In cities, we depend on apps such as Waze and Google Maps to help us discover new places. At home, we use these apps to beat the rush-hour traffic and find the quickest routes to school, work, and other places we regularly frequent. But sometimes, we doubt a suggested turn; we question a re-route; we suspect an arrival-time estimate. Maybe it's because we're in a hurry. Maybe we just trust our own instincts better. Whatever the reason, there are situations that compel us to turn off the app, and go rogue, so to speak.
But, what exactly is going on in our head when we make decisions that override suggestions or recommendations made by automated systems? Yael Karlinsky-Shichor, a recently appointed assistant professor of marketing at Northeastern, is on a quest to find out. Karlinsky-Shichor's research focuses on the automation of decision-making and its application to marketing. She also studies the psychological aspects of using automation and artificial intelligence models. Wait, automation and marketing? Absolutely, says Karlinsky-Shichor. The two domains intersect more than you might think.
"Many of the topics that we investigate in marketing today you can also find in information systems," she says. "It was really nice for me to broaden my view on those topics and look at them from a marketing perspective, but also continue to look at the topics that involve technology and user interaction with technology."
Here's a case in point: Karlinsky-Shichor and her research colleagues ran a field experiment in which they tried to assess who could generate a higher profit for a business-to-business company that sells aluminum—humans or machines? They did this by creating an automated system that learned and reapplied every salesperson's pricing decisions.
They found that when the salespeople used the prices recommended by the automated system, that generated more money for the company. But interestingly, they learned that if the system were to be used in tandem with a high-performing sales representative, that would yield even better results.
"We use machine learning to automatically decide who should make the pricing decision—the salesperson or the model," Karlinsky-Shichor says. "What we find is that a hybrid structure that lets the model price most of the quotes that come into the company but lets the expert salesperson take those cases that are more unique or out of the ordinary actually performs even better."
Here's why. Humans are unpredictable and fickle, but they are also more adept at handling unpredictability. They have the advantage when it comes to meeting new clients, for example, and gauging a client's needs and willingness to pay. However, machines have a leg up on humans in more technical, repetitive, and scalable tasks, and they get to avoid the different behavioral inconsistencies that people often display. Together, they're an unbeatable duo.
"In many cases, people think that AI models are going to replace human jobs," says Karlinsky-Shichor. "What I find—and it's insight that comes up in many domains—is that instead of replacing humans, AI will complement them."
Two things happened after the researchers completed their case study. The company went forward with implementing the pricing process recommended by the automated system. And, the company's chief executive officer came back to Karlinsky-Shichor and her colleagues with an interesting offer.
"He said, 'well, why don't you go and take my best salesperson and create a model based on that salesperson? That model is going to give us the best results,'" she says. "But actually, we found that this is not the case. Even the best salesperson did not necessarily have an expertise that applied to every single case in this company."
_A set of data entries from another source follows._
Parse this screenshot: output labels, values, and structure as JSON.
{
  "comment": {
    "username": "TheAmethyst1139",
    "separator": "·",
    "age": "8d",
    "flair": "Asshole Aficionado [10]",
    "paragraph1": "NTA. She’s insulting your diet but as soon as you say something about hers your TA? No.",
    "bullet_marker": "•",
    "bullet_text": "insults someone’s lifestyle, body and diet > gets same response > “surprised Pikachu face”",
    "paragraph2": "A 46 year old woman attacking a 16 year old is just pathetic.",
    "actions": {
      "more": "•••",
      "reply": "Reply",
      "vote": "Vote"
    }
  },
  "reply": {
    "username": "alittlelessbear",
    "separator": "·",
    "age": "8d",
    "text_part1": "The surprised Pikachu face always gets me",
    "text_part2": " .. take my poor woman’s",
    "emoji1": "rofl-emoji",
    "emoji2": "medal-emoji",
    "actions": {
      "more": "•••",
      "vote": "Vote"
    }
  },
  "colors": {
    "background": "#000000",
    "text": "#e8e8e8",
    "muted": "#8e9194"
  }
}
The researchers found that, in fact, pooling the expertise of different experts generated a better outcome for the company's bottom line than using the highest-performing salesperson. So now they are working on an automation approach that will combine the wisdom of the crowds with individual expertise, she says.
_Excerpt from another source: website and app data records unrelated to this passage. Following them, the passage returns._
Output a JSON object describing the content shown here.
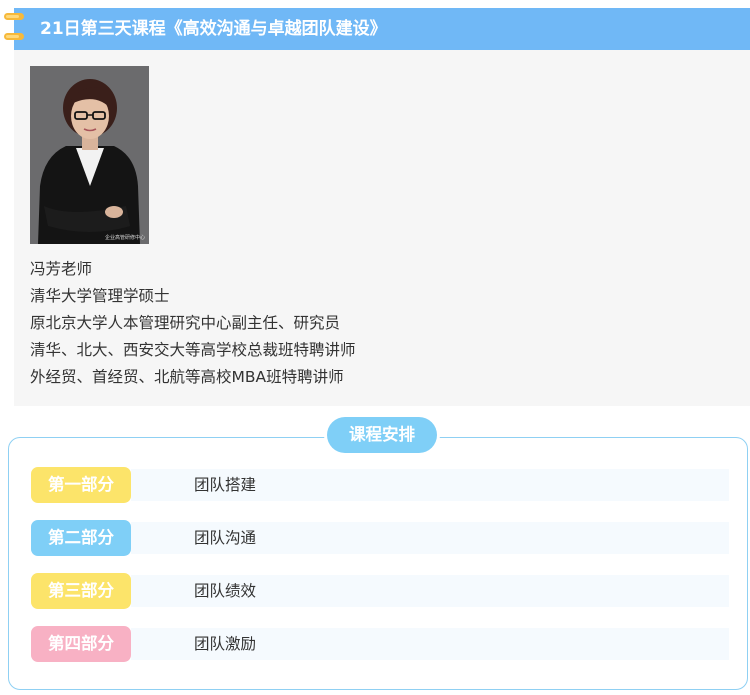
{
  "header": {
    "title": "21日第三天课程《高效沟通与卓越团队建设》",
    "background_color": "#70b8f6",
    "binder_color": "#f6b93b"
  },
  "teacher": {
    "photo_watermark": "企业高管研修中心",
    "lines": [
      "冯芳老师",
      "清华大学管理学硕士",
      "原北京大学人本管理研究中心副主任、研究员",
      "清华、北大、西安交大等高学校总裁班特聘讲师",
      "外经贸、首经贸、北航等高校MBA班特聘讲师"
    ]
  },
  "schedule": {
    "badge": "课程安排",
    "badge_color": "#7fcff7",
    "border_color": "#8fd0f3",
    "parts": [
      {
        "label": "第一部分",
        "topic": "团队搭建",
        "color": "#fce46a"
      },
      {
        "label": "第二部分",
        "topic": "团队沟通",
        "color": "#7fcff7"
      },
      {
        "label": "第三部分",
        "topic": "团队绩效",
        "color": "#fce46a"
      },
      {
        "label": "第四部分",
        "topic": "团队激励",
        "color": "#f8b1c4"
      }
    ]
  }
}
Karlinsky-Shichor is also tackling a different, but related problem: How do you get people to faithfully follow suggestions or recommendations made by automated models? This issue of compliance is a challenge regularly faced by companies that use such systems, she says.
Again, she points to the business-to-business pricing scheme. "What we see is that salespeople generally take the price recommended by the model when they either anticipate a low risk in the change, or it seems like there's a big difference in the price when going with the model," she says. "So one of my conjectures is that if they're very confident, or when they have no clue, they use the model's recommendation."
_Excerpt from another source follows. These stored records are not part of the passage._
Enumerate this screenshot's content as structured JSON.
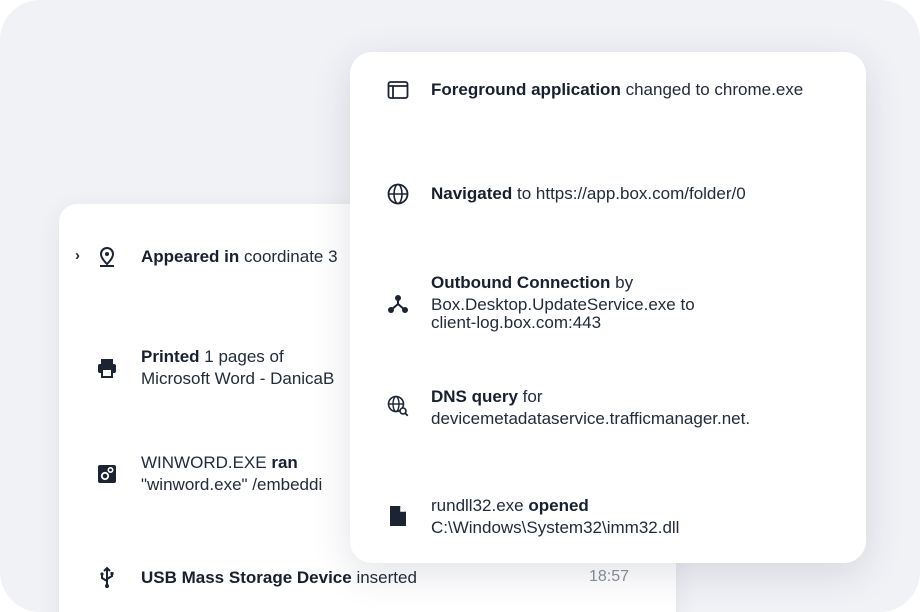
{
  "back_events": [
    {
      "action": "Appeared in",
      "detail": "coordinate 3"
    },
    {
      "action": "Printed",
      "detail": "1 pages of",
      "line2": "Microsoft Word - DanicaB"
    },
    {
      "subject": "WINWORD.EXE",
      "action": "ran",
      "line2": "\"winword.exe\"  /embeddi"
    },
    {
      "action": "USB Mass Storage Device",
      "detail": "inserted",
      "time": "18:57"
    }
  ],
  "front_events": [
    {
      "action": "Foreground application",
      "detail": "changed to chrome.exe"
    },
    {
      "action": "Navigated",
      "detail": "to https://app.box.com/folder/0"
    },
    {
      "action": "Outbound Connection",
      "detail": "by",
      "line2": "Box.Desktop.UpdateService.exe",
      "line2b": "to",
      "line3": "client-log.box.com:443"
    },
    {
      "action": "DNS query",
      "detail": "for",
      "line2": "devicemetadataservice.trafficmanager.net."
    },
    {
      "subject": "rundll32.exe",
      "action": "opened",
      "line2": "C:\\Windows\\System32\\imm32.dll"
    }
  ],
  "icons": {
    "location": "map-pin-icon",
    "print": "printer-icon",
    "process": "gears-icon",
    "usb": "usb-icon",
    "window": "window-icon",
    "globe": "globe-icon",
    "network": "network-nodes-icon",
    "dns": "dns-search-icon",
    "file": "file-icon"
  },
  "colors": {
    "text": "#18202f",
    "muted": "#8a8f99",
    "backdrop": "#f1f2f6"
  }
}
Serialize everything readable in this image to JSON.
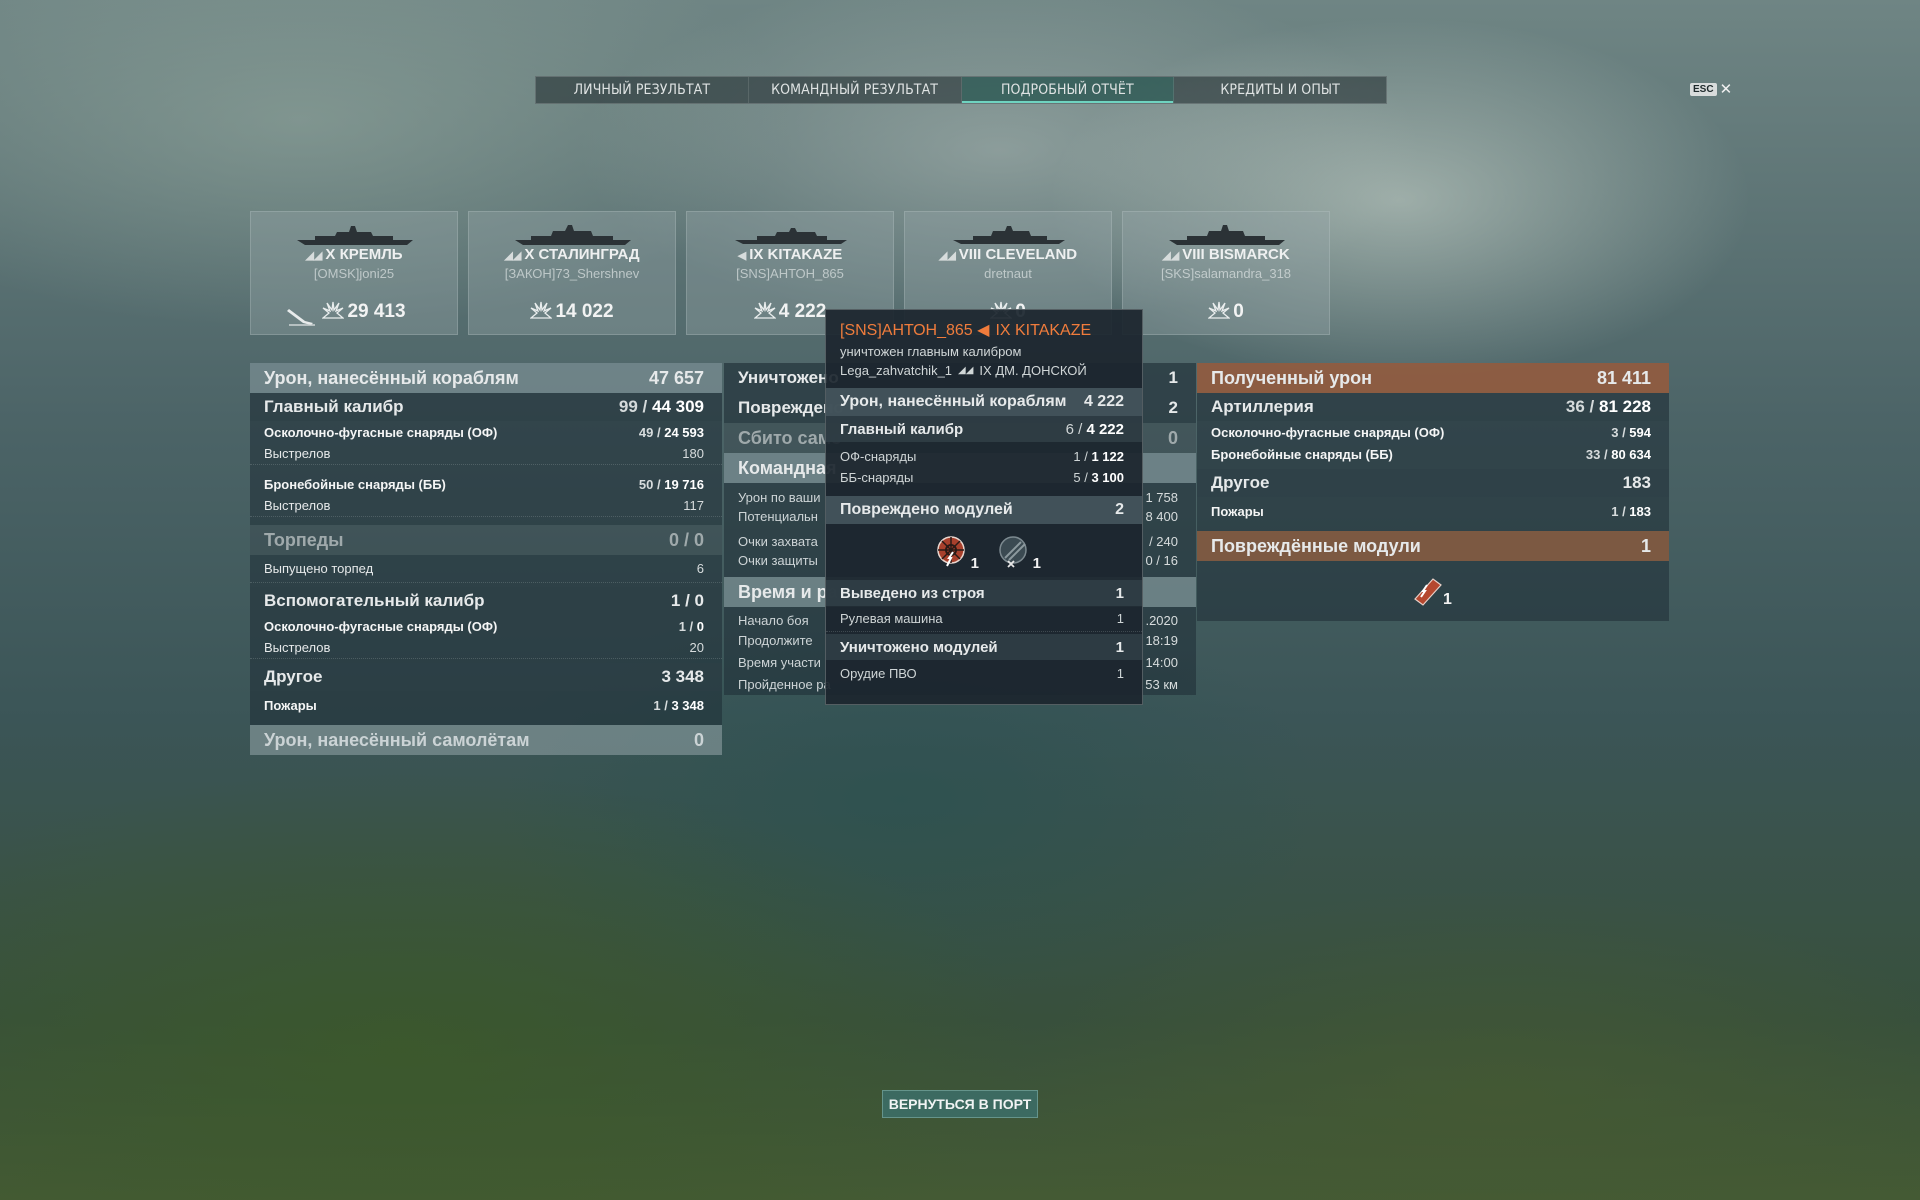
{
  "tabs": [
    {
      "label": "ЛИЧНЫЙ РЕЗУЛЬТАТ",
      "active": false
    },
    {
      "label": "КОМАНДНЫЙ РЕЗУЛЬТАТ",
      "active": false
    },
    {
      "label": "ПОДРОБНЫЙ ОТЧЁТ",
      "active": true
    },
    {
      "label": "КРЕДИТЫ И ОПЫТ",
      "active": false
    }
  ],
  "esc": {
    "key": "ESC",
    "close": "✕"
  },
  "ships": [
    {
      "tier": "X",
      "name": "КРЕМЛЬ",
      "player": "[OMSK]joni25",
      "damage": "29 413",
      "killed": true
    },
    {
      "tier": "X",
      "name": "СТАЛИНГРАД",
      "player": "[ЗАКОН]73_Shershnev",
      "damage": "14 022",
      "killed": false
    },
    {
      "tier": "IX",
      "name": "KITAKAZE",
      "player": "[SNS]АНТОН_865",
      "damage": "4 222",
      "killed": false
    },
    {
      "tier": "VIII",
      "name": "CLEVELAND",
      "player": "dretnaut",
      "damage": "0",
      "killed": false
    },
    {
      "tier": "VIII",
      "name": "BISMARCK",
      "player": "[SKS]salamandra_318",
      "damage": "0",
      "killed": false
    }
  ],
  "left": {
    "damage_header": {
      "label": "Урон, нанесённый кораблям",
      "value": "47 657"
    },
    "main_battery": {
      "label": "Главный калибр",
      "hits": "99",
      "value": "44 309"
    },
    "he_shells": {
      "label": "Осколочно-фугасные снаряды (ОФ)",
      "hits": "49",
      "value": "24 593"
    },
    "he_shots": {
      "label": "Выстрелов",
      "value": "180"
    },
    "ap_shells": {
      "label": "Бронебойные снаряды (ББ)",
      "hits": "50",
      "value": "19 716"
    },
    "ap_shots": {
      "label": "Выстрелов",
      "value": "117"
    },
    "torpedoes": {
      "label": "Торпеды",
      "value": "0 / 0"
    },
    "torp_fired": {
      "label": "Выпущено торпед",
      "value": "6"
    },
    "secondary": {
      "label": "Вспомогательный калибр",
      "value": "1 / 0"
    },
    "sec_he": {
      "label": "Осколочно-фугасные снаряды (ОФ)",
      "hits": "1",
      "value": "0"
    },
    "sec_shots": {
      "label": "Выстрелов",
      "value": "20"
    },
    "other": {
      "label": "Другое",
      "value": "3 348"
    },
    "fires": {
      "label": "Пожары",
      "hits": "1",
      "value": "3 348"
    },
    "planes": {
      "label": "Урон, нанесённый самолётам",
      "value": "0"
    }
  },
  "middle": {
    "destroyed": {
      "label": "Уничтожено",
      "value": "1"
    },
    "damaged": {
      "label": "Повреждено",
      "value": "2"
    },
    "shot_down": {
      "label": "Сбито само",
      "value": "0"
    },
    "team": {
      "label": "Командная"
    },
    "spotting_damage": {
      "label": "Урон по ваши",
      "value": "1 758"
    },
    "potential": {
      "label": "Потенциальн",
      "value": "8 400"
    },
    "capture": {
      "label": "Очки захвата",
      "value": "/ 240"
    },
    "defense": {
      "label": "Очки защиты",
      "value": "0 / 16"
    },
    "time_header": {
      "label": "Время и ра"
    },
    "battle_start": {
      "label": "Начало боя",
      "value": ".2020"
    },
    "duration": {
      "label": "Продолжите",
      "value": "18:19"
    },
    "participation": {
      "label": "Время участи",
      "value": "14:00"
    },
    "distance": {
      "label": "Пройденное ра",
      "value": "53 км"
    }
  },
  "right": {
    "received_header": {
      "label": "Полученный урон",
      "value": "81 411"
    },
    "artillery": {
      "label": "Артиллерия",
      "hits": "36",
      "value": "81 228"
    },
    "he": {
      "label": "Осколочно-фугасные снаряды (ОФ)",
      "hits": "3",
      "value": "594"
    },
    "ap": {
      "label": "Бронебойные снаряды (ББ)",
      "hits": "33",
      "value": "80 634"
    },
    "other": {
      "label": "Другое",
      "value": "183"
    },
    "fires": {
      "label": "Пожары",
      "hits": "1",
      "value": "183"
    },
    "damaged_modules": {
      "label": "Повреждённые модули",
      "value": "1"
    },
    "module_count": "1"
  },
  "tooltip": {
    "player": "[SNS]АНТОН_865",
    "ship": "IX KITAKAZE",
    "death_text": "уничтожен главным калибром",
    "killer": "Lega_zahvatchik_1",
    "killer_ship": "IX ДМ. ДОНСКОЙ",
    "damage": {
      "label": "Урон, нанесённый кораблям",
      "value": "4 222"
    },
    "main": {
      "label": "Главный калибр",
      "hits": "6",
      "value": "4 222"
    },
    "he": {
      "label": "ОФ-снаряды",
      "hits": "1",
      "value": "1 122"
    },
    "ap": {
      "label": "ББ-снаряды",
      "hits": "5",
      "value": "3 100"
    },
    "modules": {
      "label": "Повреждено модулей",
      "value": "2"
    },
    "mod1_count": "1",
    "mod2_count": "1",
    "incapacitated": {
      "label": "Выведено из строя",
      "value": "1"
    },
    "steering": {
      "label": "Рулевая машина",
      "value": "1"
    },
    "destroyed_mods": {
      "label": "Уничтожено модулей",
      "value": "1"
    },
    "aa_gun": {
      "label": "Орудие ПВО",
      "value": "1"
    }
  },
  "back_button": "ВЕРНУТЬСЯ В ПОРТ",
  "colors": {
    "accent": "#6fd3c0",
    "tooltip_title": "#f07c3c",
    "received": "#965a3c"
  }
}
Karlinsky-Shichor will continue exploring this intertwined field of marketing and artificial intelligence as a researcher at Northeastern. She believes she's at the right place for this work.
"For me, Northeastern is a great combination of a school that puts research as a high priority, but also puts a lot of emphasis on the application of the research," she says. "I am generally interested in problems that not just us researchers, but also companies, care about."
Source and top image: Northeastern University